_TASK STATEMENT_: The records that follow are to be reproduced verbatim.

_GIVEN RECORDS_:
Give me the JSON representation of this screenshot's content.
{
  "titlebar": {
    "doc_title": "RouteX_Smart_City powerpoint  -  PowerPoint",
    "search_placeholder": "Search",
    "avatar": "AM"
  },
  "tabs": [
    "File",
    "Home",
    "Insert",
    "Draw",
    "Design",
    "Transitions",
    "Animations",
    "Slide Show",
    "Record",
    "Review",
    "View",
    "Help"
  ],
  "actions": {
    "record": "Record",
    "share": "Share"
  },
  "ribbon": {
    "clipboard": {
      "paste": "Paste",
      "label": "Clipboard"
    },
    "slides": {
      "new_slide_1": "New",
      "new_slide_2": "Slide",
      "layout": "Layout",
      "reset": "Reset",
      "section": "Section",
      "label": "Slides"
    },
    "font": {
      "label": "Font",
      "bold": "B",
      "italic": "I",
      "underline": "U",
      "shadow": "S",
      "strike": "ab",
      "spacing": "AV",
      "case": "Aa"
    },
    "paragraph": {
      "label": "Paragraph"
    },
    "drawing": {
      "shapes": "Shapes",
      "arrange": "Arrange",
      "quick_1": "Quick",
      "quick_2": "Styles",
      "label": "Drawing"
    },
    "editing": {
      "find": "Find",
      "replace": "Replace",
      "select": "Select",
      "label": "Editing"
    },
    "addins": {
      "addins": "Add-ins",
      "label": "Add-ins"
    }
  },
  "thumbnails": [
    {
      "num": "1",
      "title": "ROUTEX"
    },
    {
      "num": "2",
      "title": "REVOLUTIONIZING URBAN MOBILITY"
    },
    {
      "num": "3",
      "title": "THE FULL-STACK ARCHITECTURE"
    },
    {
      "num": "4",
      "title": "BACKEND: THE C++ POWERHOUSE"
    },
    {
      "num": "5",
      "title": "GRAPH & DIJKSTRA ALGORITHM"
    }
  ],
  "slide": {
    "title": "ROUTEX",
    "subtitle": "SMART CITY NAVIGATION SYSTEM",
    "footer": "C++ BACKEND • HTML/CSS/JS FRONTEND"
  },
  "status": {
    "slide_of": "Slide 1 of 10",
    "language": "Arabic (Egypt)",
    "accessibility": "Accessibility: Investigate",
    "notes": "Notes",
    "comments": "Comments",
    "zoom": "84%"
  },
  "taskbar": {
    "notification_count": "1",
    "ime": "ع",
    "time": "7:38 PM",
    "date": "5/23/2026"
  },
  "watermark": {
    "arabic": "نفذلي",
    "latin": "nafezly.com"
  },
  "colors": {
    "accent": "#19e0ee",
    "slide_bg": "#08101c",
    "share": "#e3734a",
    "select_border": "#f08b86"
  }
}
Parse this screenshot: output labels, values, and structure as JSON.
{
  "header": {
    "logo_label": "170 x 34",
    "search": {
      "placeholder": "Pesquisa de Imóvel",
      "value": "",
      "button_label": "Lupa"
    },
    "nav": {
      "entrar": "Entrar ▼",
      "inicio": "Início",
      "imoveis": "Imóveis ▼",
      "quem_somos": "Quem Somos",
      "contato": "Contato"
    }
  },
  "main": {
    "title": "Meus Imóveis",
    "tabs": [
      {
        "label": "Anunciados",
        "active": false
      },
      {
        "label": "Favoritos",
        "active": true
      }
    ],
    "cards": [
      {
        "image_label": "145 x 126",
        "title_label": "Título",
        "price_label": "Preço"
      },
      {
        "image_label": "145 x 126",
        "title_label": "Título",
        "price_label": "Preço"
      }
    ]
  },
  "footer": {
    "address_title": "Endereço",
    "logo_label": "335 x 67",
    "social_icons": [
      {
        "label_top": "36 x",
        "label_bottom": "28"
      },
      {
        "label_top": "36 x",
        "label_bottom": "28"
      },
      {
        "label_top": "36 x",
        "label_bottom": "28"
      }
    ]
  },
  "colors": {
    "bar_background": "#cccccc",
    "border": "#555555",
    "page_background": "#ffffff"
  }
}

_PROBLEM SOLUTION_:
Give me the JSON representation of this screenshot's content.
{
  "titlebar": {
    "doc_title": "RouteX_Smart_City powerpoint  -  PowerPoint",
    "search_placeholder": "Search",
    "avatar": "AM"
  },
  "tabs": [
    "File",
    "Home",
    "Insert",
    "Draw",
    "Design",
    "Transitions",
    "Animations",
    "Slide Show",
    "Record",
    "Review",
    "View",
    "Help"
  ],
  "actions": {
    "record": "Record",
    "share": "Share"
  },
  "ribbon": {
    "clipboard": {
      "paste": "Paste",
      "label": "Clipboard"
    },
    "slides": {
      "new_slide_1": "New",
      "new_slide_2": "Slide",
      "layout": "Layout",
      "reset": "Reset",
      "section": "Section",
      "label": "Slides"
    },
    "font": {
      "label": "Font",
      "bold": "B",
      "italic": "I",
      "underline": "U",
      "shadow": "S",
      "strike": "ab",
      "spacing": "AV",
      "case": "Aa"
    },
    "paragraph": {
      "label": "Paragraph"
    },
    "drawing": {
      "shapes": "Shapes",
      "arrange": "Arrange",
      "quick_1": "Quick",
      "quick_2": "Styles",
      "label": "Drawing"
    },
    "editing": {
      "find": "Find",
      "replace": "Replace",
      "select": "Select",
      "label": "Editing"
    },
    "addins": {
      "addins": "Add-ins",
      "label": "Add-ins"
    }
  },
  "thumbnails": [
    {
      "num": "1",
      "title": "ROUTEX"
    },
    {
      "num": "2",
      "title": "REVOLUTIONIZING URBAN MOBILITY"
    },
    {
      "num": "3",
      "title": "THE FULL-STACK ARCHITECTURE"
    },
    {
      "num": "4",
      "title": "BACKEND: THE C++ POWERHOUSE"
    },
    {
      "num": "5",
      "title": "GRAPH & DIJKSTRA ALGORITHM"
    }
  ],
  "slide": {
    "title": "ROUTEX",
    "subtitle": "SMART CITY NAVIGATION SYSTEM",
    "footer": "C++ BACKEND • HTML/CSS/JS FRONTEND"
  },
  "status": {
    "slide_of": "Slide 1 of 10",
    "language": "Arabic (Egypt)",
    "accessibility": "Accessibility: Investigate",
    "notes": "Notes",
    "comments": "Comments",
    "zoom": "84%"
  },
  "taskbar": {
    "notification_count": "1",
    "ime": "ع",
    "time": "7:38 PM",
    "date": "5/23/2026"
  },
  "watermark": {
    "arabic": "نفذلي",
    "latin": "nafezly.com"
  },
  "colors": {
    "accent": "#19e0ee",
    "slide_bg": "#08101c",
    "share": "#e3734a",
    "select_border": "#f08b86"
  }
}
Parse this screenshot: output labels, values, and structure as JSON.
{
  "header": {
    "logo_label": "170 x 34",
    "search": {
      "placeholder": "Pesquisa de Imóvel",
      "value": "",
      "button_label": "Lupa"
    },
    "nav": {
      "entrar": "Entrar ▼",
      "inicio": "Início",
      "imoveis": "Imóveis ▼",
      "quem_somos": "Quem Somos",
      "contato": "Contato"
    }
  },
  "main": {
    "title": "Meus Imóveis",
    "tabs": [
      {
        "label": "Anunciados",
        "active": false
      },
      {
        "label": "Favoritos",
        "active": true
      }
    ],
    "cards": [
      {
        "image_label": "145 x 126",
        "title_label": "Título",
        "price_label": "Preço"
      },
      {
        "image_label": "145 x 126",
        "title_label": "Título",
        "price_label": "Preço"
      }
    ]
  },
  "footer": {
    "address_title": "Endereço",
    "logo_label": "335 x 67",
    "social_icons": [
      {
        "label_top": "36 x",
        "label_bottom": "28"
      },
      {
        "label_top": "36 x",
        "label_bottom": "28"
      },
      {
        "label_top": "36 x",
        "label_bottom": "28"
      }
    ]
  },
  "colors": {
    "bar_background": "#cccccc",
    "border": "#555555",
    "page_background": "#ffffff"
  }
}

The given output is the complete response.